Skip to main content
Tulane Home Tulane Home
Close

Tulane University, including the School of Public Health and Tropical Medicine, has resumed normal operations. Low water pressure is still a concern across metro New Orleans, and the boil water alert continues. Therefore, DO NOT consume any water from anywhere in the building.

 

Blue Bikes NOLA aims to make biking better with Tulane survey

December 19, 2017 12:15 PM
 | 
Tulane community members can help shape the future of New Orleans’ first bike-share program, Blue Bikes NOLA, by taking part in the Tulane Bike Share Survey. (Photo by Cheryl Gerber)

Tulane community members can help shape the future of New Orleans’ first bike-share program, Blue Bikes NOLA, by taking part in the Tulane Bike Share Survey. (Photo by Cheryl Gerber)
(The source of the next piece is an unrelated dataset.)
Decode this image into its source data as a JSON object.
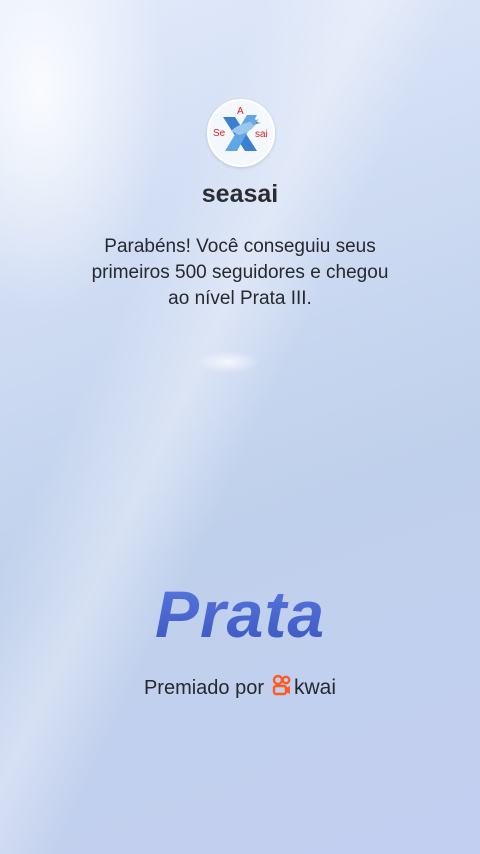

The city of New Orleans launched its first bike-share service, Blue Bikes NOLA, earlier this month. The program is still growing, but Tulane community members can help shape its future by taking part in the Tulane Bike Share Survey, which was created through a collaboration between the Tulane Prevention Research Center, Tulane University Shuttles & Transportation, and the Tulane Office of Sustainability.

“Active transportation, which is walking, biking and taking public transportation, is important for maintaining health and saving money,” said Jeanette Gustat, clinical associate professor of epidemiology and faculty co-investigator at the Tulane Prevention Research Center. “I think that Tulane community members are going to be enthusiastic participants of the bike program.”

Sponsored by Blue Cross Blue Shield of Louisiana, Blue Bikes NOLA was developed through a partnership between the city of New Orleans and Social Bicycles (SoBi).

“Active transportation ... is important for maintaining health and saving money.”

— Jeanette Gustat, clinical associate professor of epidemiology and faculty co-investigator at the Tulane Prevention Research Center

The transit system, which also operates in other cities, offers participants opportunities to reserve their bikes online or to rent them on the spot. At the end of their journey, riders drop off bikes at the nearest bike-share station.

New Orleans’ program will have 70 stations and 700 bikes available by next year. The city also plans to eventually extend the system to include 90 stations and 900 bikes.

“Now that the bike-share program is currently running, it would be great to get the Tulane community’s feedback in order to advise the city on how to expand the program to the uptown campus,” said Gustat, noting that students, faculty and staff on both the uptown and downtown campuses are welcome to participate in the survey.

“The bike-share program is a positive step for New Orleans in reaching its 300th anniversary goal next year of being one of the nation’s healthiest cities. Everyone should go out and try it,” said Gustat.

To take part in the Tulane Bike Share Survey, click here.